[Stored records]
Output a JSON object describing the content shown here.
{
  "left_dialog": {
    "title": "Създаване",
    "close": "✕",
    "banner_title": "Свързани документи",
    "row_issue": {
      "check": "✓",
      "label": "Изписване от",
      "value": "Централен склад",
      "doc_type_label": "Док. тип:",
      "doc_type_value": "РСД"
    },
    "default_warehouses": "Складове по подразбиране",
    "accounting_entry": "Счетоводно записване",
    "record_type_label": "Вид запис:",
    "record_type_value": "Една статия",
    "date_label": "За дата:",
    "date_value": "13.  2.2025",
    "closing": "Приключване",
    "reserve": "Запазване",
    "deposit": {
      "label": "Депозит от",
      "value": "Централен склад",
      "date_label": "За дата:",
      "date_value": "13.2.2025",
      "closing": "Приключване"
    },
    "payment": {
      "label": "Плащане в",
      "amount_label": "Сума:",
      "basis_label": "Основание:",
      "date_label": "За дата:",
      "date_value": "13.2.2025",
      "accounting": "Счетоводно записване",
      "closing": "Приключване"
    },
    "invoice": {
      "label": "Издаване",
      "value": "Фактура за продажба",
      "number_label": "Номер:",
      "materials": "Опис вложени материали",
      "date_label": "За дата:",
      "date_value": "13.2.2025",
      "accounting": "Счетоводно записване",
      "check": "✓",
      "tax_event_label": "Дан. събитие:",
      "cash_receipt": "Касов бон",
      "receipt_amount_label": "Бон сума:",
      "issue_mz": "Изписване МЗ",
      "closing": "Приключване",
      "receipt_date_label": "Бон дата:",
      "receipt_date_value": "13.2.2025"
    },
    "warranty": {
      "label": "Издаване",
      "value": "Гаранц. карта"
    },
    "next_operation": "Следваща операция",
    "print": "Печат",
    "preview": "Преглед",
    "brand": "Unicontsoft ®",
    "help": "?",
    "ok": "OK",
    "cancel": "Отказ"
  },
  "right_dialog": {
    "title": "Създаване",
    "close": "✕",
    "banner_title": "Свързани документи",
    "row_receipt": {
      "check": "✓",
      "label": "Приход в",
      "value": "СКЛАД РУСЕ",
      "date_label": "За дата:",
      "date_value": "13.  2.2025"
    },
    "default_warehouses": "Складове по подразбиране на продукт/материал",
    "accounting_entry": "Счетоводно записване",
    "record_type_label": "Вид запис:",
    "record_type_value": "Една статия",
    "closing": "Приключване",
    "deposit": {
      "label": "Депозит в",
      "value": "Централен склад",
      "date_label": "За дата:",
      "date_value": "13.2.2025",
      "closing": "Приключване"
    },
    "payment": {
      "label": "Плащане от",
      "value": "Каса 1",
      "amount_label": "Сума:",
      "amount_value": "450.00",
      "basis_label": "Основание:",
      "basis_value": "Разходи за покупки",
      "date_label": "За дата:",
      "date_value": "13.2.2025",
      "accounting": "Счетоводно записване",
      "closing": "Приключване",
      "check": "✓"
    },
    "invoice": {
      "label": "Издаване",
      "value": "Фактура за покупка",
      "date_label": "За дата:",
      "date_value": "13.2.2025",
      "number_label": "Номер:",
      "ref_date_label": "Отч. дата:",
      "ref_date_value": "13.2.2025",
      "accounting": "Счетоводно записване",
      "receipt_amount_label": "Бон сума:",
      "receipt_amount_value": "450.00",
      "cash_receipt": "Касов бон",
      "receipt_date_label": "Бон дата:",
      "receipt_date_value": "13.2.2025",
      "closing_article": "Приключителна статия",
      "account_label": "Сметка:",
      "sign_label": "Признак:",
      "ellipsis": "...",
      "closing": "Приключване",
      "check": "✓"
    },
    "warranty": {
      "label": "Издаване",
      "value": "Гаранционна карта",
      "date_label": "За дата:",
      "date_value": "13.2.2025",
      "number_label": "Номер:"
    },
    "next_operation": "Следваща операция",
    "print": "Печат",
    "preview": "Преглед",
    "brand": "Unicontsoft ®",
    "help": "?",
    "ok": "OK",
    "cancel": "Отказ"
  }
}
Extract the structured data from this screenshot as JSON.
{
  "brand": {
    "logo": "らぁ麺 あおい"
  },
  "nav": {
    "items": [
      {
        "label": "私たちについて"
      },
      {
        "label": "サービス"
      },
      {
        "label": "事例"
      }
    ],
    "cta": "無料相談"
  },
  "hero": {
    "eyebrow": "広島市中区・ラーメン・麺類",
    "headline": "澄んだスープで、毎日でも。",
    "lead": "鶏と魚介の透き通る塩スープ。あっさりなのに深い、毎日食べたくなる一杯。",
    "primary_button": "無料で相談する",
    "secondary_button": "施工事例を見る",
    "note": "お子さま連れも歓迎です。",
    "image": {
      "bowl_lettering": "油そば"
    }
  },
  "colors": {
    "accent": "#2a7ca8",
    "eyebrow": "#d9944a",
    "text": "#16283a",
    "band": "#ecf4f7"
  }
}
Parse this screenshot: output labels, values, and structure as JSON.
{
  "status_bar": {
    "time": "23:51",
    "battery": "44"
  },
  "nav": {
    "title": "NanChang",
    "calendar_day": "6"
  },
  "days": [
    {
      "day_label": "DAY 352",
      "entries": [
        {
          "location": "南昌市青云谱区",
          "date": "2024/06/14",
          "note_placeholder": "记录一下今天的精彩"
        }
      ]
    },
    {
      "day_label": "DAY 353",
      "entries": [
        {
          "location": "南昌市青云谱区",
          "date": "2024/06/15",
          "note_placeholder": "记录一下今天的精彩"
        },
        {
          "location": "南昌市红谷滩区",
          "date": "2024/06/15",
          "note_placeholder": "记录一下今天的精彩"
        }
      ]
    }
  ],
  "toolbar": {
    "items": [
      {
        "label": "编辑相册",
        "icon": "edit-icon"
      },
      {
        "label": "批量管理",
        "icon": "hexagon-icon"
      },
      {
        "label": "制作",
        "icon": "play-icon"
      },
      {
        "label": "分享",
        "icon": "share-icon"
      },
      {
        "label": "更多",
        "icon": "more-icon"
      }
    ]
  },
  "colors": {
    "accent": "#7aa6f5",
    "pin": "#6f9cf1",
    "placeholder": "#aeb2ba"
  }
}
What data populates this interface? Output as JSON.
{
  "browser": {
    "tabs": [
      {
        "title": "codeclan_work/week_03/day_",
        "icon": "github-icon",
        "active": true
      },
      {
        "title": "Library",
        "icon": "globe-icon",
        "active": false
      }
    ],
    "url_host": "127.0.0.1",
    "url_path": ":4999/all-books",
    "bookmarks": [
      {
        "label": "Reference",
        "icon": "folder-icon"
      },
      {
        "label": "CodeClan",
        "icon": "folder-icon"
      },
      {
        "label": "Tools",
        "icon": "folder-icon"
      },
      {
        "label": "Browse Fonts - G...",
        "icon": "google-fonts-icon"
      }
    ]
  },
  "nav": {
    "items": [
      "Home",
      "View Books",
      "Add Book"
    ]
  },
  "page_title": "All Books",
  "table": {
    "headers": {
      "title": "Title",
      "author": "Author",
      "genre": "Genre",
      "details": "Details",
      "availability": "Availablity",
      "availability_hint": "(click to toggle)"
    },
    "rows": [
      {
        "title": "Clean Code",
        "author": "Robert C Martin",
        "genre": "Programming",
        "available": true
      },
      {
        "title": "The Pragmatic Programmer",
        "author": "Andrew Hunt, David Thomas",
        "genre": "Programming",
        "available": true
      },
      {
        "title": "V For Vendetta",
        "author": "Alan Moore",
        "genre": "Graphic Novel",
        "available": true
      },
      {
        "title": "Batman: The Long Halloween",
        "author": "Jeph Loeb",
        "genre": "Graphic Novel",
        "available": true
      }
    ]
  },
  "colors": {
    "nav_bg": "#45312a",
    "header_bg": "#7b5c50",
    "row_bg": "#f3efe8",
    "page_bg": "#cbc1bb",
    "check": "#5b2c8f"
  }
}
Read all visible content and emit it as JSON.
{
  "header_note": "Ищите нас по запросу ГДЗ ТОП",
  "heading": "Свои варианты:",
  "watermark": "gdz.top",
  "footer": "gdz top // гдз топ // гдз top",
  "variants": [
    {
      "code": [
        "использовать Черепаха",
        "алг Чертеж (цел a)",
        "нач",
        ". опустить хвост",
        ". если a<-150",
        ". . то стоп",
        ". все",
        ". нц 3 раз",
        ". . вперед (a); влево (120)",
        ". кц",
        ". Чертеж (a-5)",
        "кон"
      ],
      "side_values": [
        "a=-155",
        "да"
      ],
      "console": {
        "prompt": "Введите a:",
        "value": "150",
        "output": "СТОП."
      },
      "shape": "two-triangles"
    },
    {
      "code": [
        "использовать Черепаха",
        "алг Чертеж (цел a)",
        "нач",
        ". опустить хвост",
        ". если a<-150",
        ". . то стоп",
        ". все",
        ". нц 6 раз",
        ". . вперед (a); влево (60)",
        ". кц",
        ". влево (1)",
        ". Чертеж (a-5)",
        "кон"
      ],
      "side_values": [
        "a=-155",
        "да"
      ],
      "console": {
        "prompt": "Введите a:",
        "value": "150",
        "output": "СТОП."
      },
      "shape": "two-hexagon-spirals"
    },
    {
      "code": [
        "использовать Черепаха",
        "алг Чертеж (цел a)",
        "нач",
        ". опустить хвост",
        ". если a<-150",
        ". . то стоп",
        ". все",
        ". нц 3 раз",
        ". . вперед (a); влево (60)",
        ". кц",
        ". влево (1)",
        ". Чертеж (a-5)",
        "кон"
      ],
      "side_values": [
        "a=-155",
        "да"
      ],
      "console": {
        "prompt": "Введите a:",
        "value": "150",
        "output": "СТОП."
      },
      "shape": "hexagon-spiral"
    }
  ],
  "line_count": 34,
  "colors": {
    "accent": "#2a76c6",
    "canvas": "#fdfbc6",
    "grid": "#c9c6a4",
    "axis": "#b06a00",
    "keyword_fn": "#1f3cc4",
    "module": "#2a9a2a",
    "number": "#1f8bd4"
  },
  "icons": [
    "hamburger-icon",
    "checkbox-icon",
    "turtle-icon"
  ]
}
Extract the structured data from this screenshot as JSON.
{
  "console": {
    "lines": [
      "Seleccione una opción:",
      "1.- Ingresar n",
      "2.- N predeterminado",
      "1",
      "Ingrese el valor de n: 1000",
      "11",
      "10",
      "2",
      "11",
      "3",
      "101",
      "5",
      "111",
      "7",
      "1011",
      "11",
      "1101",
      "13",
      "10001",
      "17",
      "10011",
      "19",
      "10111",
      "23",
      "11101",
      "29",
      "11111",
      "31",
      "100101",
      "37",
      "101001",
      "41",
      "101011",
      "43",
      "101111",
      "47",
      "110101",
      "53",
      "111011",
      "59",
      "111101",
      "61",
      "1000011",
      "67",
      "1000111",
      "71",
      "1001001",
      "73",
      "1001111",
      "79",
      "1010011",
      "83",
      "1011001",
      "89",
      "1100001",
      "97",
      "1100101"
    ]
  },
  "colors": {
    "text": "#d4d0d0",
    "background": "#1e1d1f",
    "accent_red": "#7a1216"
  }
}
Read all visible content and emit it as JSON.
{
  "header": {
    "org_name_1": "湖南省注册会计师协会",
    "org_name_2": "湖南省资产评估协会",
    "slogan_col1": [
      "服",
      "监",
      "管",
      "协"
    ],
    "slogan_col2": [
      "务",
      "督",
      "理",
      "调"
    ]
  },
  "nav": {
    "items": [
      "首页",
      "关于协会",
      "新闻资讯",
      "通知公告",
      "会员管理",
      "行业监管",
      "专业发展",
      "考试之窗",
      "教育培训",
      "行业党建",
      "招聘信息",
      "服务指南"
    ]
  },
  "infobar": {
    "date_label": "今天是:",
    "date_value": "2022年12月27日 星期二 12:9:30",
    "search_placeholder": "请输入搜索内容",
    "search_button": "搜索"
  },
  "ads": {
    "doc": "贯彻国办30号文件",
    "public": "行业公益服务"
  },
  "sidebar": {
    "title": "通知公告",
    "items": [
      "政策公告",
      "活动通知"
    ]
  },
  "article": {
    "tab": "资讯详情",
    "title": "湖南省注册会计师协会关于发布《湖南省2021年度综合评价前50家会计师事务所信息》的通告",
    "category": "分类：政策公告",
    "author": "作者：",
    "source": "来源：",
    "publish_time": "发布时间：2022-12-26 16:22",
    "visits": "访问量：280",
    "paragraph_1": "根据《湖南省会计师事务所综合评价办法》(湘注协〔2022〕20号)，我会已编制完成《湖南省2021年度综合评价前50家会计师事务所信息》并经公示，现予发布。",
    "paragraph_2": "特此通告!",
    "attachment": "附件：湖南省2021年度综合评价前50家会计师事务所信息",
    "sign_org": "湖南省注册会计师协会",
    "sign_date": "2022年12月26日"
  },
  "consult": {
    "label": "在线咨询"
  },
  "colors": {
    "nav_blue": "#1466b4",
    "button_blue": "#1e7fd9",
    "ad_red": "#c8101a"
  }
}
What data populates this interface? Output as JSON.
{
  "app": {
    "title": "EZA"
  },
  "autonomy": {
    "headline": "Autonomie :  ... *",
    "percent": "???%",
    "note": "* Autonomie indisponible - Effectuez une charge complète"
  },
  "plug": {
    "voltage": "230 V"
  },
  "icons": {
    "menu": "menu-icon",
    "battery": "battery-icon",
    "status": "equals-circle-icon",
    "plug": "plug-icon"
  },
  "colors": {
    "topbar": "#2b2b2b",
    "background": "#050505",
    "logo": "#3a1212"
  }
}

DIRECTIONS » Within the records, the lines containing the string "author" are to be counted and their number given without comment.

RESPONSE BOX » 6